▶ [Listed records]:
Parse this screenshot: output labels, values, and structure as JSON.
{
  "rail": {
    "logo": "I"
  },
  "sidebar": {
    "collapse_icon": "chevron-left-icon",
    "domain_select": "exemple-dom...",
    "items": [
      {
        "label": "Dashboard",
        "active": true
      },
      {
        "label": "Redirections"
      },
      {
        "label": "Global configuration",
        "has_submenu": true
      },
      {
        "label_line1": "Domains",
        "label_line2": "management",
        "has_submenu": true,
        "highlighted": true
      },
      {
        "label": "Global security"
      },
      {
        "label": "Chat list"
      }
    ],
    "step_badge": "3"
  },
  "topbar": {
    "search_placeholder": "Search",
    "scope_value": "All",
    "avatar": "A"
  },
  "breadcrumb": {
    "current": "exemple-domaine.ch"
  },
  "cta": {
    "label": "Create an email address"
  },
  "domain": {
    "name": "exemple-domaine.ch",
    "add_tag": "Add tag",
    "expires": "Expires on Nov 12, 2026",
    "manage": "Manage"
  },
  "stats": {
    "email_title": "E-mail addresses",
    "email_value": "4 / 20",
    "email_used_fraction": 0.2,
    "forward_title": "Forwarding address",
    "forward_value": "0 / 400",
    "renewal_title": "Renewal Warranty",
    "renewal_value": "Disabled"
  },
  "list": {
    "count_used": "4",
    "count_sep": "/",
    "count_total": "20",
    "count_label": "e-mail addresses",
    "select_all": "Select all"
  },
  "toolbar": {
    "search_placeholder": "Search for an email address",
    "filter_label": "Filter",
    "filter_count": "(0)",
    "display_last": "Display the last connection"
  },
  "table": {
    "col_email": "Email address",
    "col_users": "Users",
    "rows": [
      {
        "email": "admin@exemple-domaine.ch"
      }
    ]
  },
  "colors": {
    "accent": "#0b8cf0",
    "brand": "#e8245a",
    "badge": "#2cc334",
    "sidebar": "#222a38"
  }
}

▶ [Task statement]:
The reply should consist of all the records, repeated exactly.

▶ [Solution to this exercise]:
Parse this screenshot: output labels, values, and structure as JSON.
{
  "rail": {
    "logo": "I"
  },
  "sidebar": {
    "collapse_icon": "chevron-left-icon",
    "domain_select": "exemple-dom...",
    "items": [
      {
        "label": "Dashboard",
        "active": true
      },
      {
        "label": "Redirections"
      },
      {
        "label": "Global configuration",
        "has_submenu": true
      },
      {
        "label_line1": "Domains",
        "label_line2": "management",
        "has_submenu": true,
        "highlighted": true
      },
      {
        "label": "Global security"
      },
      {
        "label": "Chat list"
      }
    ],
    "step_badge": "3"
  },
  "topbar": {
    "search_placeholder": "Search",
    "scope_value": "All",
    "avatar": "A"
  },
  "breadcrumb": {
    "current": "exemple-domaine.ch"
  },
  "cta": {
    "label": "Create an email address"
  },
  "domain": {
    "name": "exemple-domaine.ch",
    "add_tag": "Add tag",
    "expires": "Expires on Nov 12, 2026",
    "manage": "Manage"
  },
  "stats": {
    "email_title": "E-mail addresses",
    "email_value": "4 / 20",
    "email_used_fraction": 0.2,
    "forward_title": "Forwarding address",
    "forward_value": "0 / 400",
    "renewal_title": "Renewal Warranty",
    "renewal_value": "Disabled"
  },
  "list": {
    "count_used": "4",
    "count_sep": "/",
    "count_total": "20",
    "count_label": "e-mail addresses",
    "select_all": "Select all"
  },
  "toolbar": {
    "search_placeholder": "Search for an email address",
    "filter_label": "Filter",
    "filter_count": "(0)",
    "display_last": "Display the last connection"
  },
  "table": {
    "col_email": "Email address",
    "col_users": "Users",
    "rows": [
      {
        "email": "admin@exemple-domaine.ch"
      }
    ]
  },
  "colors": {
    "accent": "#0b8cf0",
    "brand": "#e8245a",
    "badge": "#2cc334",
    "sidebar": "#222a38"
  }
}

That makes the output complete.